Lactate is a byproduct of energy production during exercise, with particularly high levels being generated during high-intensity activity such as sprinting. Lactate build up is accompanied by increased acidity in muscle tissue, which is one of the main factors contributing to muscle fatigue.
A level of exercise intensity at which lactate begins to build up faster in the blood than the body can remove it. Exercising above this threshold leads to a rapid build-up of lactate that eventually causes inability to continue exercising at the same intensity.
Muscle Buffering Capacity
The ability of muscle tissue to neutralize acid that rapidly accumulates in muscle during high-intensity exercise and eventually leads to fatigue. This capacity can be improved by some compounds, most notably beta-alanine.
Muscle hypertrophy refers to an increase in the size of skeletal muscle that is achieved through an increase in the size of muscle cells. Although few – if any – pre-workout supplements increase muscle hypertrophy directly, it is possible to boost it indirectly by improving the intensity/length of your workout to increase the body’s hormonal response to exercise.
The muscle pump refers to the tight and swollen feeling in muscles experienced by people undergoing strength training. The pump is the result of increased blood flow, which can be increased by taking nitric oxide boosters.
Nitric oxide is a molecule that promotes vasodilation – the widening of blood vessels – which results in increased blood flow. Although it is impossible to supplement NO directly, there are several compounds, such as citrulline, that are turned into NO by the body; such compounds are called nitric oxide boosters. The question of whether or not increased blood flow actually results in any performance benefits continues to be debated.
A subjective measure of how difficult a person feels their body is working during exercise. This measure is based on factors such as heart rate, breathing rate, sweating, and muscle fatigue. Caffeine is well-known for reducing perceived exertion.
Also known as strength training, this is a type of exercise that uses resistance – that is, an opposing force – to increase muscle size and strength. Weight lifting is the most common type of resistance training, but it is also possible to use your own body weight as the source of resistance; such exercise is called calisthenics.

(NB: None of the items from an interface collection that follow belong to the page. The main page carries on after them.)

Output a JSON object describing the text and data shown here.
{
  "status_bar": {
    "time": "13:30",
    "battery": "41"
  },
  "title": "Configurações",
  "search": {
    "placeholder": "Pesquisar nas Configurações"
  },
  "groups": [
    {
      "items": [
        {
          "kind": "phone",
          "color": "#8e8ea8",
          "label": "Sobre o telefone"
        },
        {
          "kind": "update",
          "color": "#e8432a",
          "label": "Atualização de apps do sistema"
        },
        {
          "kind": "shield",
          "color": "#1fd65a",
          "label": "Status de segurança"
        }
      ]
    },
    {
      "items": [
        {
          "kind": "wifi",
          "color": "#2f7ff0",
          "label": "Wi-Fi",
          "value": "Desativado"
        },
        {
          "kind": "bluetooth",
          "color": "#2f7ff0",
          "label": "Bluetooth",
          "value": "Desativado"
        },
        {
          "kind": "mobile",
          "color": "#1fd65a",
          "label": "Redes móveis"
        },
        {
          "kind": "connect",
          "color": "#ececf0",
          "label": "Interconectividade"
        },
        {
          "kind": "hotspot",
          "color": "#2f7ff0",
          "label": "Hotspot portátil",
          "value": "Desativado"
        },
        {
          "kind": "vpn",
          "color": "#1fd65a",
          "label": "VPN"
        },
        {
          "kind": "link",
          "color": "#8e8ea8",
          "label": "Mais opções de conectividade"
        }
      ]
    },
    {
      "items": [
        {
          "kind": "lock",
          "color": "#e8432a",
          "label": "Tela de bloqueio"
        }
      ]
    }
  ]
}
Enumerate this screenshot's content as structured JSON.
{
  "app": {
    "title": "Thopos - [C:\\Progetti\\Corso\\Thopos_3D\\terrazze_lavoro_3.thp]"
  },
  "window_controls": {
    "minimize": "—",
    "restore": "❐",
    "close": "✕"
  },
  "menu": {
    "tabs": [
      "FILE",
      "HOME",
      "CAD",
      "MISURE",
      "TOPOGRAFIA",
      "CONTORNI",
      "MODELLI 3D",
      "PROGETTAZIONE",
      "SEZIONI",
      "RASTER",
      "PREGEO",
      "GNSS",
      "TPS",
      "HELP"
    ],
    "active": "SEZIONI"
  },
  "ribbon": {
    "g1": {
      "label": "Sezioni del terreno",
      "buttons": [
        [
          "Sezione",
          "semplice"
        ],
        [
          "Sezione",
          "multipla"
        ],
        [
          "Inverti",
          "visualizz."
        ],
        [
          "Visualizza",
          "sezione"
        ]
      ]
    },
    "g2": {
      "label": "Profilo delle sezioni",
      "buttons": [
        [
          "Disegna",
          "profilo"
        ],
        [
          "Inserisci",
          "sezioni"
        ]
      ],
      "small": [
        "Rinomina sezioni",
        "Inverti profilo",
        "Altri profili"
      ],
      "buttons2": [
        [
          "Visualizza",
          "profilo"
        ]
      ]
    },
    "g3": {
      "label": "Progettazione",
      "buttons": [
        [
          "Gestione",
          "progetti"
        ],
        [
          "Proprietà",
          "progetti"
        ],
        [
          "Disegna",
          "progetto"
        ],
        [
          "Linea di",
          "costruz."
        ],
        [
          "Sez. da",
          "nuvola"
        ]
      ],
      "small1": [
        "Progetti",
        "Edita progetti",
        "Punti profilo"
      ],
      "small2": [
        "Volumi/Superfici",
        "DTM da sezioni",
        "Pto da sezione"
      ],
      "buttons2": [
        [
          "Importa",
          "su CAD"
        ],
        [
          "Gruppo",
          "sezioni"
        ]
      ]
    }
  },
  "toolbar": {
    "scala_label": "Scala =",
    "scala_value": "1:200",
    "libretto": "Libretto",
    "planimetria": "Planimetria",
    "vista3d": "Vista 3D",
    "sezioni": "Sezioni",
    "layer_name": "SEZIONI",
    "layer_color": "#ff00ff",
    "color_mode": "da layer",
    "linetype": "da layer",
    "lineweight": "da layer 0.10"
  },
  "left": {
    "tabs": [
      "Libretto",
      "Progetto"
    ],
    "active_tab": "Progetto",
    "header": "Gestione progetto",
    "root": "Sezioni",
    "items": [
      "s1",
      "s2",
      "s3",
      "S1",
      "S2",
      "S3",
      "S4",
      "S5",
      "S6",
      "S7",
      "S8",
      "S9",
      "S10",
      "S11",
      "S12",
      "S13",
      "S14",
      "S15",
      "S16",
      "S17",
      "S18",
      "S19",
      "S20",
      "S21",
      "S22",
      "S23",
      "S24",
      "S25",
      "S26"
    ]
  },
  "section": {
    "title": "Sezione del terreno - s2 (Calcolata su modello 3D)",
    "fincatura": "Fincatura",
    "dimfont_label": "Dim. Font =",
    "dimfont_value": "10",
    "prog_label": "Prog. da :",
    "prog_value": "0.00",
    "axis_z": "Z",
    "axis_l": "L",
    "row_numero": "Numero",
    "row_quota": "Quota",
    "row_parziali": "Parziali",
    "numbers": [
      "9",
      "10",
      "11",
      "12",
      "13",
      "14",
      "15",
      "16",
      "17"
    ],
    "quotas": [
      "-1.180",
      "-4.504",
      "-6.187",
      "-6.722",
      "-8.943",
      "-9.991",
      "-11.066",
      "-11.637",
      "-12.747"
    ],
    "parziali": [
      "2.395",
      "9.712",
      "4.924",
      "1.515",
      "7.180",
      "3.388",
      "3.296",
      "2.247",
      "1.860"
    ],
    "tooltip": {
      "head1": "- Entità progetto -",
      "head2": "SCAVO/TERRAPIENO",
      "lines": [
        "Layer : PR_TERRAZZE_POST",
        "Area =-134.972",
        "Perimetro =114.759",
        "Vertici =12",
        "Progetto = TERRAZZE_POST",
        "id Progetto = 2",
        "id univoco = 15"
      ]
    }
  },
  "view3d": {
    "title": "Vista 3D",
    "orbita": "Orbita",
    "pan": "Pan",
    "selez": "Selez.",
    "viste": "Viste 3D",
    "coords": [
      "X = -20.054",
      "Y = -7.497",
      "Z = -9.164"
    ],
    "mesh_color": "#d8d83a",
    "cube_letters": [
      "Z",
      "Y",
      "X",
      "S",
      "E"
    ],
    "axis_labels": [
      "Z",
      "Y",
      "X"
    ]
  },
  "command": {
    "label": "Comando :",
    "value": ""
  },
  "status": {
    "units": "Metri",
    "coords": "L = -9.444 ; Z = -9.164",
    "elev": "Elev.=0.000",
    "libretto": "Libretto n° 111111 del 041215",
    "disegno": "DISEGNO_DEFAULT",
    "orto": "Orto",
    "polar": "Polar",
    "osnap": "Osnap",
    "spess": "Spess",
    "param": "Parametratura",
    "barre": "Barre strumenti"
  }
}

Stimulants are compounds that increase the body’s activity, resulting in effects such as improved alertness, energy, and wakefulness. Stimulants are frequently used as pre-workout ingredients, with caffeine being the most popular example.
Time to exhaustion
A common measure of athletic performance which notes the amount of time one can continue exercising at a given intensity before becoming fatigued and unable to continue. Many aerobic performance supplements increase time to exhaustion, allowing athletes to exercise longer before tiring out.
A measure of the maximum amount of oxygen you can use during exercise. The VO2 max is used as an indicator of a person’s cardio-respiratory and aerobic fitness, and can be improved with training.